69 Daniel, “High Lights and Shadows in All Sphere of Sport,” New York Sun, August 18, 1919: 15.
70 “American Giants Victors,” New York Sun, August 25, 1919: 14.
71 “Yanks to Fight for Series Coin,” Rochester Democrat and Chronicle, October 29, 1919: 26.
72 “Giants Exercise Options on Fifteen Players,” New York Tribune, August 18, 1920: 10.
73 “Thirteen Giants Going on Exhibition Trip to Cuba,” Buffalo Courier, October 12, 1920: 9.
74 “Pol Perritt to Train with Giants in Spring,” Shreveport Times, November 25, 1920: 8.
75 “Giants Release Perritt,” New York Tribune, June 4, 1921: 10.
76 “Athletes Idle Saturday; Two Games Monday,” Detroit Free Press, July 20, 1921: Sports, 1.
77 “Miller Owners Sign ‘Pol’ Perritt, Former Star Pitcher of New York Giants,” Minnesota Daily Star (Minneapolis), July 13, 1921: 6.

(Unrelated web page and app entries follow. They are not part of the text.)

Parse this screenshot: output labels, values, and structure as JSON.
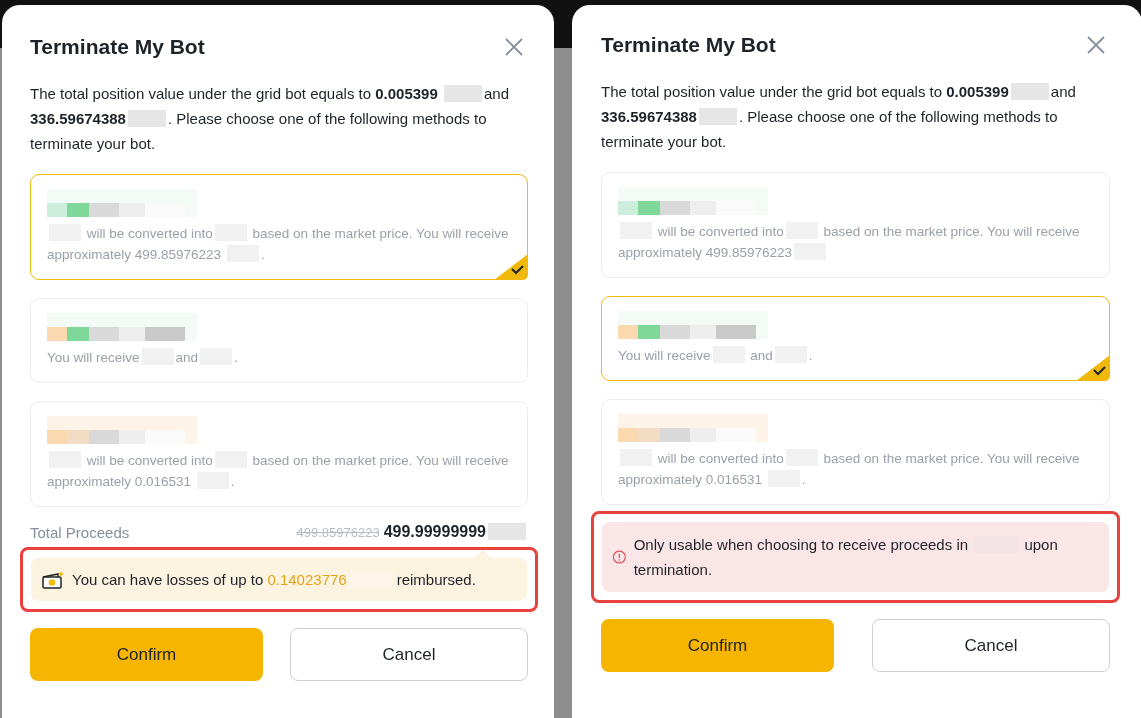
{
  "dialogs": [
    {
      "title": "Terminate My Bot",
      "intro": [
        {
          "kind": "text",
          "text": "The total position value under the grid bot equals to **0.005399** "
        },
        {
          "kind": "redacted"
        },
        {
          "kind": "text",
          "text": "and **336.59674388**"
        },
        {
          "kind": "redacted"
        },
        {
          "kind": "text",
          "text": ". Please choose one of the following methods to terminate your bot."
        }
      ],
      "options": [
        {
          "selected": true,
          "description": [
            {
              "kind": "redacted"
            },
            {
              "kind": "text",
              "text": " will be converted into"
            },
            {
              "kind": "redacted"
            },
            {
              "kind": "text",
              "text": " based on the market price. You will receive approximately 499.85976223 "
            },
            {
              "kind": "redacted"
            },
            {
              "kind": "text",
              "text": "."
            }
          ]
        },
        {
          "selected": false,
          "description": [
            {
              "kind": "text",
              "text": "You will receive"
            },
            {
              "kind": "redacted"
            },
            {
              "kind": "text",
              "text": "and"
            },
            {
              "kind": "redacted"
            },
            {
              "kind": "text",
              "text": "."
            }
          ]
        },
        {
          "selected": false,
          "description": [
            {
              "kind": "redacted"
            },
            {
              "kind": "text",
              "text": " will be converted into"
            },
            {
              "kind": "redacted"
            },
            {
              "kind": "text",
              "text": " based on the market price. You will receive approximately 0.016531 "
            },
            {
              "kind": "redacted"
            },
            {
              "kind": "text",
              "text": "."
            }
          ]
        }
      ],
      "total_proceeds": {
        "label": "Total Proceeds",
        "original": "499.85976223",
        "value": "499.99999999"
      },
      "note": {
        "kind": "reimburse",
        "parts": [
          {
            "kind": "text",
            "text": "You can have losses of up to "
          },
          {
            "kind": "amount",
            "text": "0.14023776"
          },
          {
            "kind": "redacted"
          },
          {
            "kind": "text",
            "text": "reimbursed."
          }
        ]
      },
      "buttons": [
        {
          "kind": "primary",
          "label": "Confirm"
        },
        {
          "kind": "secondary",
          "label": "Cancel"
        }
      ]
    },
    {
      "title": "Terminate My Bot",
      "intro": [
        {
          "kind": "text",
          "text": "The total position value under the grid bot equals to **0.005399**"
        },
        {
          "kind": "redacted"
        },
        {
          "kind": "text",
          "text": "and **336.59674388**"
        },
        {
          "kind": "redacted"
        },
        {
          "kind": "text",
          "text": ". Please choose one of the following methods to terminate your bot."
        }
      ],
      "options": [
        {
          "selected": false,
          "description": [
            {
              "kind": "redacted"
            },
            {
              "kind": "text",
              "text": " will be converted into"
            },
            {
              "kind": "redacted"
            },
            {
              "kind": "text",
              "text": " based on the market price. You will receive approximately 499.85976223"
            },
            {
              "kind": "redacted"
            }
          ]
        },
        {
          "selected": true,
          "description": [
            {
              "kind": "text",
              "text": "You will receive"
            },
            {
              "kind": "redacted"
            },
            {
              "kind": "text",
              "text": " and"
            },
            {
              "kind": "redacted"
            },
            {
              "kind": "text",
              "text": "."
            }
          ]
        },
        {
          "selected": false,
          "description": [
            {
              "kind": "redacted"
            },
            {
              "kind": "text",
              "text": " will be converted into"
            },
            {
              "kind": "redacted"
            },
            {
              "kind": "text",
              "text": " based on the market price. You will receive approximately 0.016531 "
            },
            {
              "kind": "redacted"
            },
            {
              "kind": "text",
              "text": "."
            }
          ]
        }
      ],
      "note": {
        "kind": "warning",
        "parts": [
          {
            "kind": "text",
            "text": "Only usable when choosing to receive proceeds in "
          },
          {
            "kind": "redacted"
          },
          {
            "kind": "text",
            "text": " upon termination."
          }
        ]
      },
      "buttons": [
        {
          "kind": "primary",
          "label": "Confirm"
        },
        {
          "kind": "secondary",
          "label": "Cancel"
        }
      ]
    }
  ]
}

78 “Yips Make Clean Sweep of Series,” St. Joseph (Missouri) Gazette, September 7, 1921: 7.
79 Earl Arnold, “Five Pitchers Fail to Stop Saintly Foes,” Minneapolis Tribune, September 19, 1921: 10.
80 “Moffitt Will Put Down Well,” Shreveport Times, February 18, 1927: 18.
81 “Former Giant Pitcher Fined $50 for Assault,” Shreveport Journal, May 2, 1928: 6.
82 W.J. Macbeth, “Perritt on Edge for Big Series With White Sox,” New York Tribune, September 16, 1917: Sporting Section, 4.
83 “Two Oil Men Face Charges as Sequel to Fight at Hotel,” Shreveport Journal, August 28, 1934: 1, 8.
84 “Mrs. ‘Poll’ Perritt Rites Held in New York,” Shreveport Journal, July 10, 1944: 13.
85 “Obituary: Florence Perritt Hawkins,” Shreveport Times, 2008. https://legacy.com/obituaries/shreveporttimes/obituary.aspx?n=florence-perritt-hawkins&pid=116197304, retrieved June 17, 2020.
86 “Obituary: Helen Perritt Miller,” Shreveport Times, July 12, 1987: 22.
87 “Obituaries: Henry Walker Perritt,” Shreveport Times, February 26, 1990: 6.
88 “Services in Arcadia for Father of Oilman,” Shreveport Journal, April 20, 1955: C5.
89 “W.D. (Pol) Perritt Dies Wednesday,” Shreveport Journal, October 16, 1947: 1.